  • 1
    $\begingroup$ @psitae - See my extended answer. $\endgroup$ Commented Nov 12, 2019 at 1:16

2 Answers 2


The point is that free parallel computation or cloning of your existence is a wholesale misinterpretation of the concept of quantum superposition. Quantum states are analogous to probability distributions. If you might wash the dishes or you might wash the floor and you flip a coin to decide which one, then no one takes that to mean that you will wash both of them in parallel. Quantum superposition is the same sort of thing, except with complex-valued amplitudes rather than real-valued probabilities. That fact leads to some amazing effects and extra computational power --- but it's still statistics, not replication. In that sense, quantum algorithms are much more similar to randomized algorithms than to parallel computation.

To address the amended version of the question, there is a fundamental result that Grover's algorithm is optimal for unstructured search, i.e., a search whose predicate $f(x) = \text{yes}$ is given by a black-box algorithm. Grover's algorithm gives you only a quadratic speedup, which means that unstructured search still takes exponential time, just with a better exponent. Thus, with the black-box assumption, free parallel search is provably impossible for a quantum computer.
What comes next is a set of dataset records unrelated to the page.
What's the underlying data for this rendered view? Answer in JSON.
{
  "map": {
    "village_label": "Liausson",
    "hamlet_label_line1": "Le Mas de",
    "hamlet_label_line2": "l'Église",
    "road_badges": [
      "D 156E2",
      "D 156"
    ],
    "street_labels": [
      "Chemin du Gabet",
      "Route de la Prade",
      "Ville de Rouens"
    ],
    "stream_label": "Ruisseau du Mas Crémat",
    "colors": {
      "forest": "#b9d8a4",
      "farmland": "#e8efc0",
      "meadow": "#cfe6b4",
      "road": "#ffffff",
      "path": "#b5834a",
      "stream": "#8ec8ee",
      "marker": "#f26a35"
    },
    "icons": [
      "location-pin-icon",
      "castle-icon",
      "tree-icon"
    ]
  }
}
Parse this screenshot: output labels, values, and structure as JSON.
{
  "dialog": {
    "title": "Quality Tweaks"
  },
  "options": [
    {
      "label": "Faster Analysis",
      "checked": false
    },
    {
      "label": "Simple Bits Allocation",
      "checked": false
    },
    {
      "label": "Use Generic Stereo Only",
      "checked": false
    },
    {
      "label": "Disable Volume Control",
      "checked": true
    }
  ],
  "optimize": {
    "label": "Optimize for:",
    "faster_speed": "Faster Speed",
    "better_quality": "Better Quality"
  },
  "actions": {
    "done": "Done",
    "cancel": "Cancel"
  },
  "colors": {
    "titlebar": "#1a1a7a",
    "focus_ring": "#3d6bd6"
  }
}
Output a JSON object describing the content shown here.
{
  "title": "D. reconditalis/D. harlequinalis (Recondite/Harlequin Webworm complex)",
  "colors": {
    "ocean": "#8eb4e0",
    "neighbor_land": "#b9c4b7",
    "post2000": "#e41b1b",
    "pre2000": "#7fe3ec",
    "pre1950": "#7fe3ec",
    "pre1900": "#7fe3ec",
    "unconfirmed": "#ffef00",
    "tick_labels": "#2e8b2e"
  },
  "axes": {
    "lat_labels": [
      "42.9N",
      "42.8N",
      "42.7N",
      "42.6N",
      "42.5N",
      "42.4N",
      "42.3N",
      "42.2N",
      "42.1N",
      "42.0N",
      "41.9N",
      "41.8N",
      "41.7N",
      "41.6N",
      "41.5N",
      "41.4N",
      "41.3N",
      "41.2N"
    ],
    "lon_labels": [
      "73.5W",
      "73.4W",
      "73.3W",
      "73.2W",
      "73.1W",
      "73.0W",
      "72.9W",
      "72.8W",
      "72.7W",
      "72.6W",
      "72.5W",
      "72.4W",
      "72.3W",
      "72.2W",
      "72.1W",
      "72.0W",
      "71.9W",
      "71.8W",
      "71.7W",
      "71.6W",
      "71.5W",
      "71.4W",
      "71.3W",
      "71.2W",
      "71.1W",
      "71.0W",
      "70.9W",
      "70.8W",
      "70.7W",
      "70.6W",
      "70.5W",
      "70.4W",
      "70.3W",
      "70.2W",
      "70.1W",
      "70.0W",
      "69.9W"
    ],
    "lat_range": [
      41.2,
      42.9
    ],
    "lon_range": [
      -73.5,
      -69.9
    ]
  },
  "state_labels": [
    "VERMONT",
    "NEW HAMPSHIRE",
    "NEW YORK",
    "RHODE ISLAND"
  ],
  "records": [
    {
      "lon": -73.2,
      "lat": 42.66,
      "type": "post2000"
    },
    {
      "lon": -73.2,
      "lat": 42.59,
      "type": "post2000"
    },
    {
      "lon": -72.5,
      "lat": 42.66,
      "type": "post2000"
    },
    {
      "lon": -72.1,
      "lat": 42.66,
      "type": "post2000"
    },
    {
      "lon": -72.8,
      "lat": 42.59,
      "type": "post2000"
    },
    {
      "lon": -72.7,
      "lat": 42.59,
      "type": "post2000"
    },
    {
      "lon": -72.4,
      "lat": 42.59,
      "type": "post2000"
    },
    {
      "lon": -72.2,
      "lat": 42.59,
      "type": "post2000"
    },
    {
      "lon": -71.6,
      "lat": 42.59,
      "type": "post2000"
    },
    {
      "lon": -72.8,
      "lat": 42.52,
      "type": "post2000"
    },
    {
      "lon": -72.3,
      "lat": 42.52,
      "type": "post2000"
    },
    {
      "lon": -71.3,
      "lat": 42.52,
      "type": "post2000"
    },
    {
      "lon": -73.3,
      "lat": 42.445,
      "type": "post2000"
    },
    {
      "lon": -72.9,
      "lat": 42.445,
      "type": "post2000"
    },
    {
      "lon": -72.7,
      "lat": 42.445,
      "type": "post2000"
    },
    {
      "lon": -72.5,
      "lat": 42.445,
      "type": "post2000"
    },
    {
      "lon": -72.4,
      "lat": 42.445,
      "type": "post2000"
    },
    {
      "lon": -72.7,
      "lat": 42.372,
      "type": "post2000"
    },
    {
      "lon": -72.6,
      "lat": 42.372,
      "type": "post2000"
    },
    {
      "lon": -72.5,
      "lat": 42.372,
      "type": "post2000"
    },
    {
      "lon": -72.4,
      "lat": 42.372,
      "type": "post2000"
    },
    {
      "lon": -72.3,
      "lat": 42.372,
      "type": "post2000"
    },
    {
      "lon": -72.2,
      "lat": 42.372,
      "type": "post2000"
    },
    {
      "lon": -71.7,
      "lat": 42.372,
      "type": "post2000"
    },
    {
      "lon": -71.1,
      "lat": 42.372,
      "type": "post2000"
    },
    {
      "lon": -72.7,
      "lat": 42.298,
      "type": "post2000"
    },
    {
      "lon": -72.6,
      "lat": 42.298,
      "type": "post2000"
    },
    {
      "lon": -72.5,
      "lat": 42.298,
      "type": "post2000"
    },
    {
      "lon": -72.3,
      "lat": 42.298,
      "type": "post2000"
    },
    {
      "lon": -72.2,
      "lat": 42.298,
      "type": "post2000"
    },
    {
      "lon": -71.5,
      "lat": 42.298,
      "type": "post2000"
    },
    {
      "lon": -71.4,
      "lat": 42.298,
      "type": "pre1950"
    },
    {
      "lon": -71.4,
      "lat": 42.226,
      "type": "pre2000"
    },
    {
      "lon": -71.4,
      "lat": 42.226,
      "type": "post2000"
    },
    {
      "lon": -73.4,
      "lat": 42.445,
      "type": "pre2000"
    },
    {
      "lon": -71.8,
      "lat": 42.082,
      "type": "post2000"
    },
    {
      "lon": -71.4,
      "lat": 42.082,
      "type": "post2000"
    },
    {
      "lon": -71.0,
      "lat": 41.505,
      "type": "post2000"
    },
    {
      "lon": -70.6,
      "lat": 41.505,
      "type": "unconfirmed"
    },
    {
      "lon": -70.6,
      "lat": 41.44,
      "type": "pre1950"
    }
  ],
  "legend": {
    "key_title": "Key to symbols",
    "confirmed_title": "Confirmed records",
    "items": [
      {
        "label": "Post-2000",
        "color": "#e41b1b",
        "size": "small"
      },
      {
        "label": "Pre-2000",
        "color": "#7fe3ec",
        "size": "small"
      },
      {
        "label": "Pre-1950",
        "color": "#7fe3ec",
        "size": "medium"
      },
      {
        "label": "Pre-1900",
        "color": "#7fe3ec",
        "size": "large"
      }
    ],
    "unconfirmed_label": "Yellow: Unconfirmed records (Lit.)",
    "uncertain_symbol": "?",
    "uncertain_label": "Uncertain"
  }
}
On the other hand, if the predicate is given by a white-box algorithm, then you can't even prove that something as good as free parallel search is classically impossible, because this is exactly the question $\mathsf{P}$ vs $\mathsf{NP}$. There is a more specific conjecture that with a bad enough predicate your only option is exhaustive search or similar; it is a version of the exponential time hypothesis. I think that reasonable people in QC believe the same exponential time hypothesis for quantum computing too, except for the square root that you get from Grover's algorithm. (Or, if I can't speak for reasonable people, I tend to believe it.)


The statement is meant to get in front of any misconceptions, for example by the science press, about how quantum computers operate.

It's not a "no-go" in the sense of a theorem, nor do I believe many researchers have spent much time considering a possible algorithm that "simply tries all possible solutions at once."

I believe it's meant to say that quantum computers achieve a speedup through means such as, especially, constructive and destructive interference, as opposed to "simply trying all the possible solutions at once."

  • 2
    $\begingroup$ Indeed, researchers haven't spent much time considering a possible algorithm that "simply tries all possible solutions at once." That's because you don't have to spend very much time at all to see that, for the most obvious meaning of "simply" (i.e., the meaning which is used by popular presentations of QM and QC), this couldn't work unless a randomised algorithm would also work. $\endgroup$ Commented Nov 8, 2019 at 23:39
  • $\begingroup$ @NieldeBeaudrap I've edited the question so that we can discuss unsimple quantum algorithms. $\endgroup$
    – psitae
    Commented Nov 9, 2019 at 2:01

Your Answer

By clicking “Post Your Answer”, you agree to our terms of service and acknowledge you have read our privacy policy.

Not the answer you're looking for? Browse other questions tagged or ask your own question.